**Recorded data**
● ● ● ● ● ● ●
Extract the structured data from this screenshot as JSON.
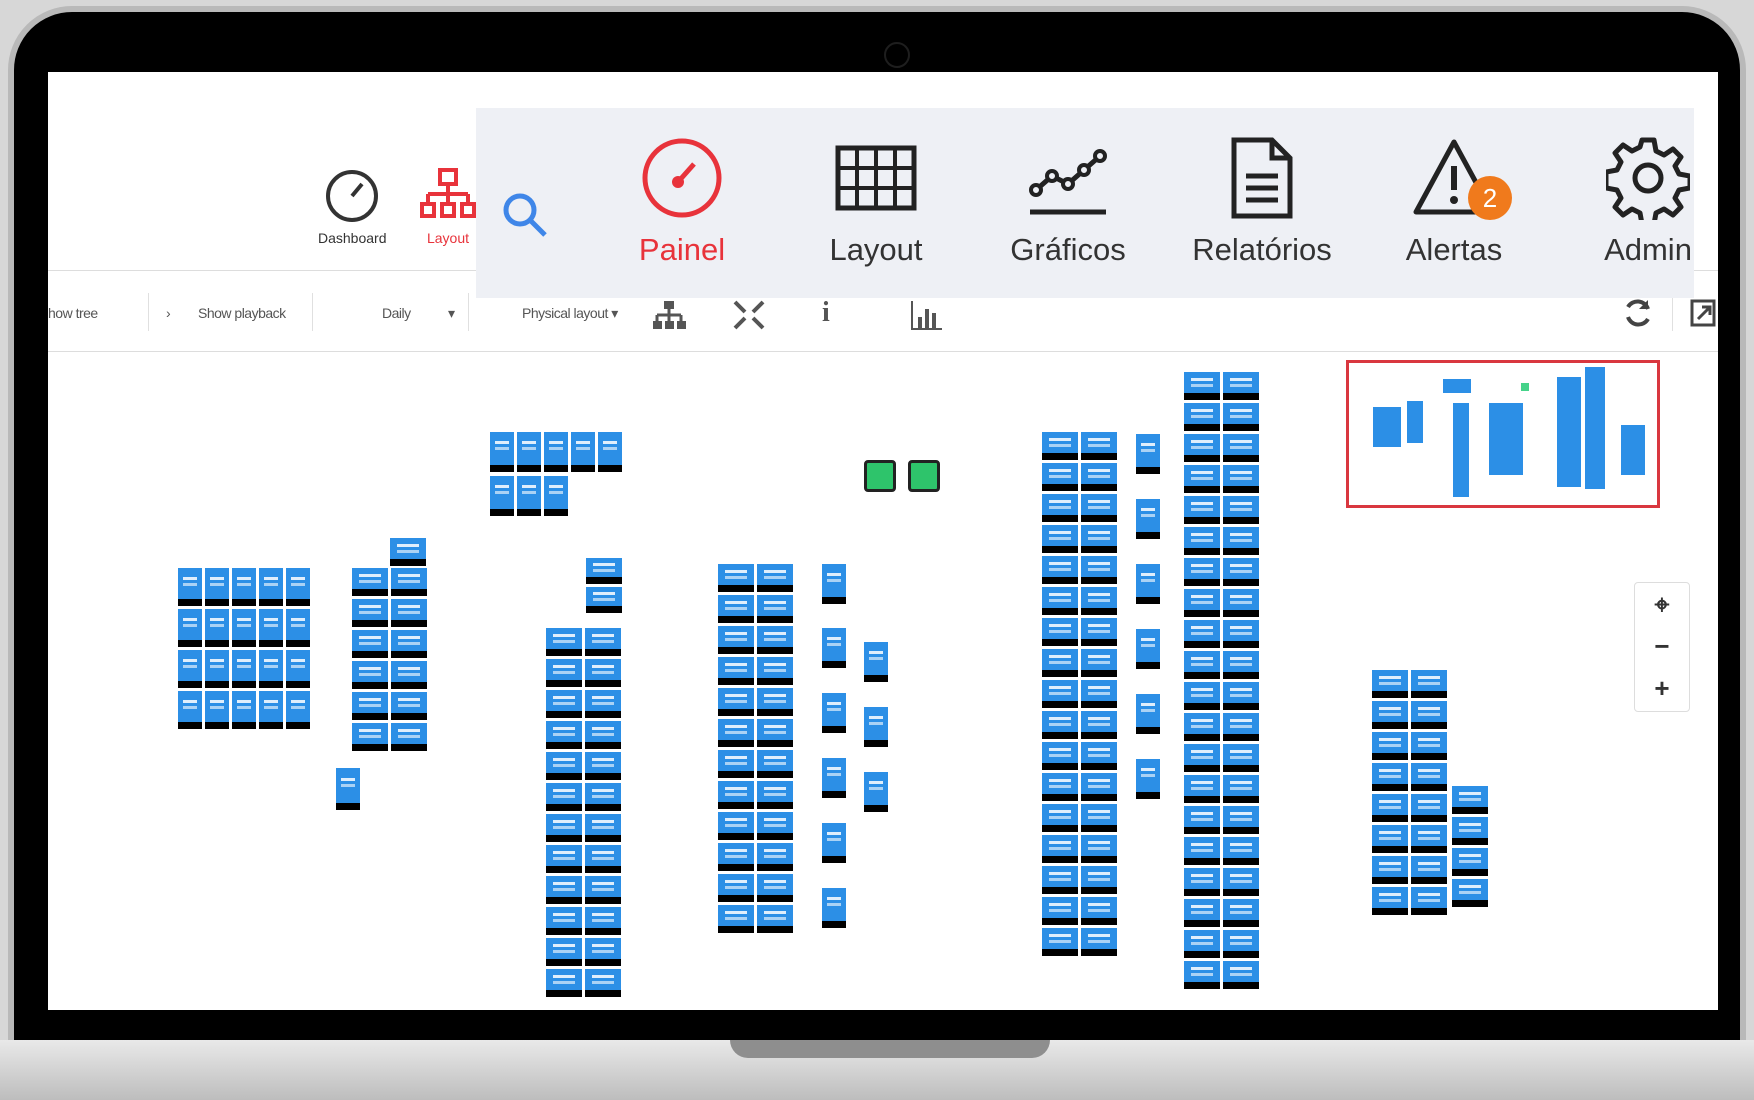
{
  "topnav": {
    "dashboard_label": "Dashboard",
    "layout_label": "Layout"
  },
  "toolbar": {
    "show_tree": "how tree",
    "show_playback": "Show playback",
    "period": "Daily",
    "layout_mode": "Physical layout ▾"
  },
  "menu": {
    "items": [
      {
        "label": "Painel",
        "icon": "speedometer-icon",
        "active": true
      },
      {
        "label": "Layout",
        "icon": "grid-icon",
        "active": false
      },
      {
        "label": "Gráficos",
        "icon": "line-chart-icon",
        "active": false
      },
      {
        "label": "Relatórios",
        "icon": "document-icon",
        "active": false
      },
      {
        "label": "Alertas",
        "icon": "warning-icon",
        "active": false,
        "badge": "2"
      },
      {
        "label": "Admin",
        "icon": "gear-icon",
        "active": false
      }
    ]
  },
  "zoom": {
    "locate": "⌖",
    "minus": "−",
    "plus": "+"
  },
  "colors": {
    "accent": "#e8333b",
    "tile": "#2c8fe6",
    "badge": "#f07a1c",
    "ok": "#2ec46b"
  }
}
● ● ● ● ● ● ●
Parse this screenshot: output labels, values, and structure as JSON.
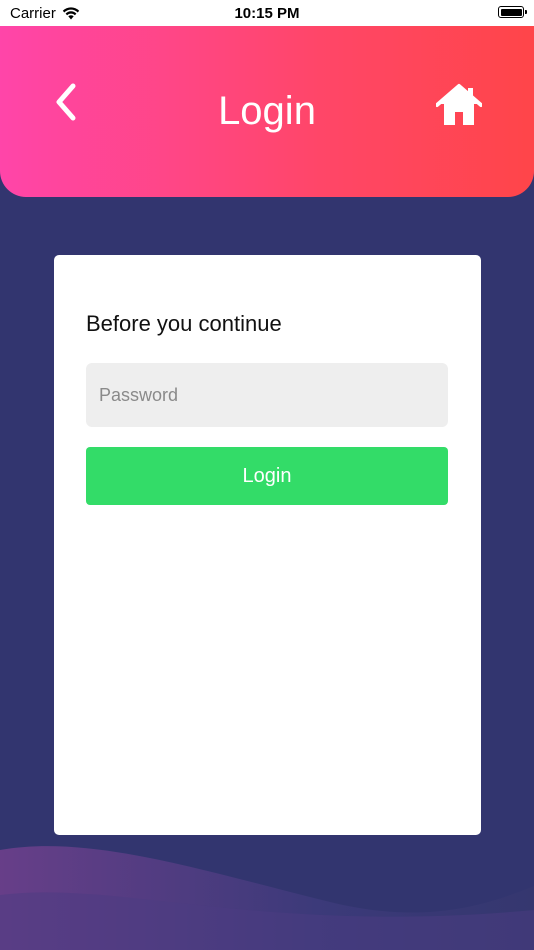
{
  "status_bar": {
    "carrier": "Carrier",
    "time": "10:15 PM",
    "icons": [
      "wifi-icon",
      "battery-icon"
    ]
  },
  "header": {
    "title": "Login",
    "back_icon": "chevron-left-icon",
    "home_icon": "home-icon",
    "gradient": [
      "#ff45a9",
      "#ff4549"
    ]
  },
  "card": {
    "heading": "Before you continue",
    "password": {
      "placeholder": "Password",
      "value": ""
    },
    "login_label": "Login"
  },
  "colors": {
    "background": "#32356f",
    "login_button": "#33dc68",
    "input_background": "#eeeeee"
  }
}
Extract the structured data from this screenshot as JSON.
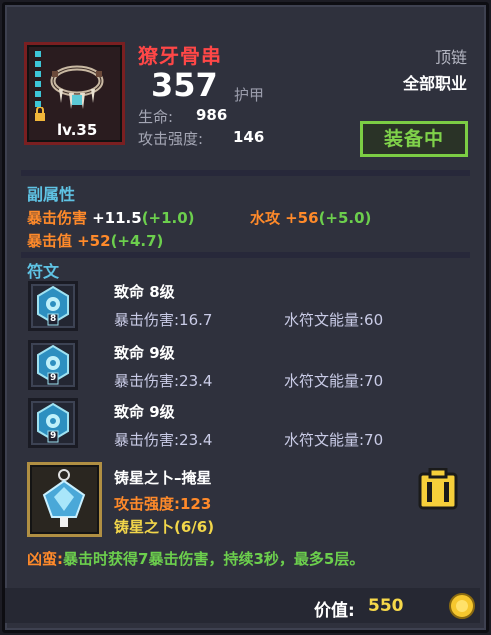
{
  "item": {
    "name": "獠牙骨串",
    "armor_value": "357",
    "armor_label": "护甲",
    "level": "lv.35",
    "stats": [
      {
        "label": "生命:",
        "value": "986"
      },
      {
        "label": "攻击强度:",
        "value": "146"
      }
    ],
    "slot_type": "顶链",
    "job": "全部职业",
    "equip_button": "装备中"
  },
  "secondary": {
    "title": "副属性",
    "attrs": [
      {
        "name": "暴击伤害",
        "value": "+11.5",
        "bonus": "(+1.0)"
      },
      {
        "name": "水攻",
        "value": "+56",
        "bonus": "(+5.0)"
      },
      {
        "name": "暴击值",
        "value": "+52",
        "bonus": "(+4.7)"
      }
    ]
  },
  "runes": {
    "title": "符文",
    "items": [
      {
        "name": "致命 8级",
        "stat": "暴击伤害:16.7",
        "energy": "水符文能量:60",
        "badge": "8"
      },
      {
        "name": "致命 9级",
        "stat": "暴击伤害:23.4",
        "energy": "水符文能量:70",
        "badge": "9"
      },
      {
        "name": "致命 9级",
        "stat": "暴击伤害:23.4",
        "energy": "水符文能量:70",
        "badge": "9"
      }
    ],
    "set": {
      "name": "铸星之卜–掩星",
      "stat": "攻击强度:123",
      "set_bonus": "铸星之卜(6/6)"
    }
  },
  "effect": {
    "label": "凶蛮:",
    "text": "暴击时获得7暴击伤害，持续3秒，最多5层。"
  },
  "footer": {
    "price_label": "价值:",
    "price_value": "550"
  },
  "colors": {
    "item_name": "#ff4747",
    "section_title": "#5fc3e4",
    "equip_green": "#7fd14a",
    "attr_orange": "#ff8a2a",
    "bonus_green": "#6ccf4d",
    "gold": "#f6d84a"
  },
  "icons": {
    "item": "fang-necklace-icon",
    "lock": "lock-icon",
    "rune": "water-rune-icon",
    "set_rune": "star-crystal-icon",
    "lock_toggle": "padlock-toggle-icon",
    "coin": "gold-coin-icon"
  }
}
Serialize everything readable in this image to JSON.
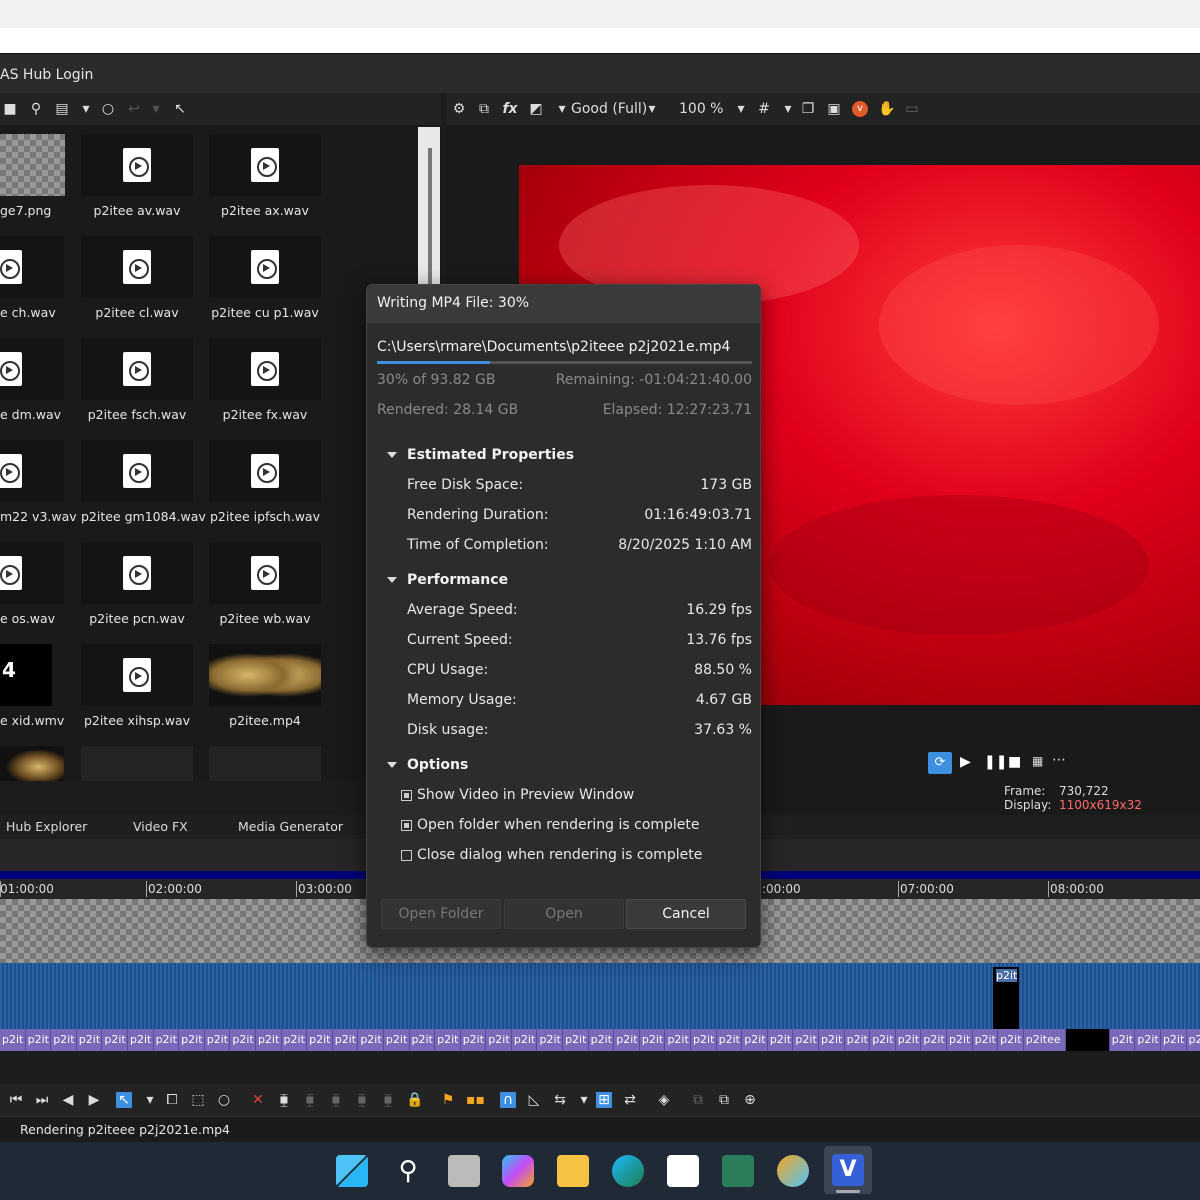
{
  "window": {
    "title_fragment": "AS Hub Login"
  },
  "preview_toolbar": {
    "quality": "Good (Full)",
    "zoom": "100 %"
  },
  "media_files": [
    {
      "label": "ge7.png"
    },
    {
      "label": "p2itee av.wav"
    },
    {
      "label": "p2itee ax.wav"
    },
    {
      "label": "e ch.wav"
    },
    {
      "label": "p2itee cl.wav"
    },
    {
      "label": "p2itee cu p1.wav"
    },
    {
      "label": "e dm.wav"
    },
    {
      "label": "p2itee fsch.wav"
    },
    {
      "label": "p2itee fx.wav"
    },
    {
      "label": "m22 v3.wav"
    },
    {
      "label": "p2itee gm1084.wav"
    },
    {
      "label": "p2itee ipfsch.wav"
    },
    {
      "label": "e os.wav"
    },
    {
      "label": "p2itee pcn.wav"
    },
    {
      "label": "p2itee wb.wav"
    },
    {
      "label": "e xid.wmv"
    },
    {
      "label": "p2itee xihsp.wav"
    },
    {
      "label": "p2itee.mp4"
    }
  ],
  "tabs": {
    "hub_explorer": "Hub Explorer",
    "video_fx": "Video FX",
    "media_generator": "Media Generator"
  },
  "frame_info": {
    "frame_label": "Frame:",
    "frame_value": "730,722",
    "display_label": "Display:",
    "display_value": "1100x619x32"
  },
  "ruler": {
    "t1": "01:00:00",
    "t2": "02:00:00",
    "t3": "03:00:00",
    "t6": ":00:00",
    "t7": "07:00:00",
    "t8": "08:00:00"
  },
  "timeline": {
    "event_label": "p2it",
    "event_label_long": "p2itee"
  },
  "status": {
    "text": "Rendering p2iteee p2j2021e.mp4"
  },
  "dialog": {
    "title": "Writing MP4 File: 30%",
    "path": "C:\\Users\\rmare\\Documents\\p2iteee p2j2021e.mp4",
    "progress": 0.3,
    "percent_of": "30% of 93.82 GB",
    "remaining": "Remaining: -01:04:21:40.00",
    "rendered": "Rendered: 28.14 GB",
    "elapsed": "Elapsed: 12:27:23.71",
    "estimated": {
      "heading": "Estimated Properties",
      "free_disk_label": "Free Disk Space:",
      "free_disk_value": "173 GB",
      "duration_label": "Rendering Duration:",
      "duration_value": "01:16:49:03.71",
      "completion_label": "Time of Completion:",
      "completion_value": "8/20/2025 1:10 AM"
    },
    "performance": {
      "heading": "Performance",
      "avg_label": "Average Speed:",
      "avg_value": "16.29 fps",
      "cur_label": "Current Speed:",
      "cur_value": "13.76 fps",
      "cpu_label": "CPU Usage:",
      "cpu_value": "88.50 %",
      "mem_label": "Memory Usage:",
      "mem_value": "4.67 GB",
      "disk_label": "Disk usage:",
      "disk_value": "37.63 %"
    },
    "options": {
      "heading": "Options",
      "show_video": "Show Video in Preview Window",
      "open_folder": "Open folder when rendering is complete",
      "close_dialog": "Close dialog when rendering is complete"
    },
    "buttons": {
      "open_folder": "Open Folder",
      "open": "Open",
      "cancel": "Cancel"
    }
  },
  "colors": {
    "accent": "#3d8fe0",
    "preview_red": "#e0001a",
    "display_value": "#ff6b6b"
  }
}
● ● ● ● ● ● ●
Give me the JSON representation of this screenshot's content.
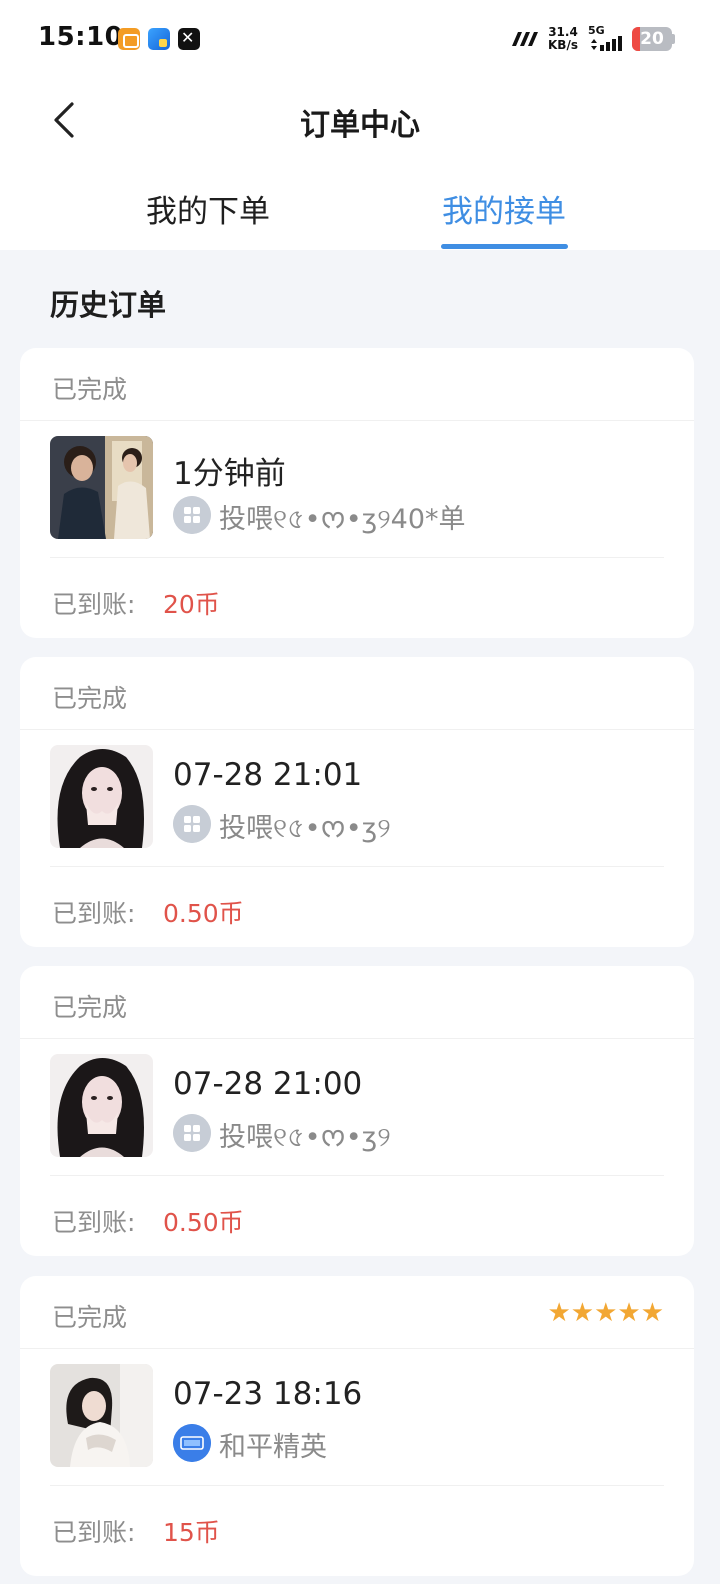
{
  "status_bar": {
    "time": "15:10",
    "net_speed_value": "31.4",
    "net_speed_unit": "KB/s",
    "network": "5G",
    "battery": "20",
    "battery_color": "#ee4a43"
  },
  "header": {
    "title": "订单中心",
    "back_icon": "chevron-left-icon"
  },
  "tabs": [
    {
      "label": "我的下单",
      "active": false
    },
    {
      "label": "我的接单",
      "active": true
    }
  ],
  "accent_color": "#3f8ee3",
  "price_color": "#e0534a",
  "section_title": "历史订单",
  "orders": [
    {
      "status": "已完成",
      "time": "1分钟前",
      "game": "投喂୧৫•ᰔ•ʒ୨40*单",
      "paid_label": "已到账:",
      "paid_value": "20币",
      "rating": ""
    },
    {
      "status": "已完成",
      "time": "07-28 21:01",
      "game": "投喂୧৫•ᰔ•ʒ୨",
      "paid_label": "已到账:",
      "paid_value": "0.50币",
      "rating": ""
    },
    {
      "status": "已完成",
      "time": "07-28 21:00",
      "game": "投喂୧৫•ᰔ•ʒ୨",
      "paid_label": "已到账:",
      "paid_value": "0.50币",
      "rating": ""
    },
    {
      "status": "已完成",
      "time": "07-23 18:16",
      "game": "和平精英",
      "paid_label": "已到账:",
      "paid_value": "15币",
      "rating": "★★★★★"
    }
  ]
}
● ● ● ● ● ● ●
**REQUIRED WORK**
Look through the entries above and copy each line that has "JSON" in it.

**SOLUTION FOR THIS PROBLEM**
Extract the structured data from this screenshot as JSON.
Parse this screenshot: output labels, values, and structure as JSON.
Extract the structured data from this screenshot as JSON.
Serialize everything readable in this image to JSON.
Give me the JSON representation of this screenshot's content.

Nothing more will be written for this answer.